"You cannot walk in the street freely," said interpreter Mohammad Alzayadi. We deal with too many situations. My job here (is) close to Iranian border so (it’s) risky."

Ebner said that the company mentioned the security situation only for "background and context," not because it was the cause of the cuts.

The interpreters also fear that GLS is using increasing numbers of interpreters and high unemployment back home to pressure them to sign.

"Retention of linguists has increased steadily over time and we have a large qualified pool of candidates," Marks wrote to the interpreters.

Ebner would not discuss the number of potential interpreters GLS has except to say, "The real bottom line is GLS … will meet the needs of military units in combat zones."

"We do not seek, by any means, an us-and-them environment," he said. "But we do have this financial reality."

Burlison said GLS rebuffed his requests to try to resolve the dispute through mediation, similar to the way a union would negotiate a contract.

The mediation would not be binding and it would be cheaper than the years of litigation that could arise from a lawsuit.

"If there was mediation, I think it would all go away," he said.

Ebner said he wouldn’t go into "hypotheticals."

One interpreter who did not want to have his name printed said privately that a strike had little chance of success. While he said he was angry about the changes, he noted that the interpreters are not unionized. Of the 11 U.S. interpreters on his Baghdad forward operating base, he estimated that nine of them would eventually sign on to the changes. He planned to sign as well but was holding off to the last minute to see what happened.

But others say they are less willing to reconcile.

"I will never say the money that I am making is not more than anybody else," Yilmaz said. "There are many people that are making a lot less than what I make for working even harder, but this does not mean that our company will cut our money and pocket it. I will definitely quit and I know that I will lose my house but I just hate being a tool for GLS to charge money from (the) government."

Stripes in 7

around the web

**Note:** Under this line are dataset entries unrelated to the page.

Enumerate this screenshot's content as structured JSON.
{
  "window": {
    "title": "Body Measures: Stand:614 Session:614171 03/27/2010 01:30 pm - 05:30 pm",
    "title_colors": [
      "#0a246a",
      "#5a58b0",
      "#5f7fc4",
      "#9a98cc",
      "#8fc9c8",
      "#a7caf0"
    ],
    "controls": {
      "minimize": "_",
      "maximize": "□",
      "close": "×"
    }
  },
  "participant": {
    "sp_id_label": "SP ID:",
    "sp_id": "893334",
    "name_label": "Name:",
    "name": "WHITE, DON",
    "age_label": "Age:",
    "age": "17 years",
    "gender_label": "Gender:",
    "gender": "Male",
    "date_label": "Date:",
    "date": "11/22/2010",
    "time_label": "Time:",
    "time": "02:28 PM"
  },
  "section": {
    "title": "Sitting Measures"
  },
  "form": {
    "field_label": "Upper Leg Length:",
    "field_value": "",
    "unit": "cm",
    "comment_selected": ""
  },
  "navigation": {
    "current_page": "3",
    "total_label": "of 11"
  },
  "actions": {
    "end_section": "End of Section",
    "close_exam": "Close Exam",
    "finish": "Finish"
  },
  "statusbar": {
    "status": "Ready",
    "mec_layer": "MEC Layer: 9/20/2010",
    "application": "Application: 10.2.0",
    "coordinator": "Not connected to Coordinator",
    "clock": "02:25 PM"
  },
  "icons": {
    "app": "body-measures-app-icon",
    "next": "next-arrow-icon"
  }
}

Sign Up for Daily Headlines

Sign-up to receive a daily email of today’s top military news stories from Stars and Stripes and top news outlets from around the world.

Sign up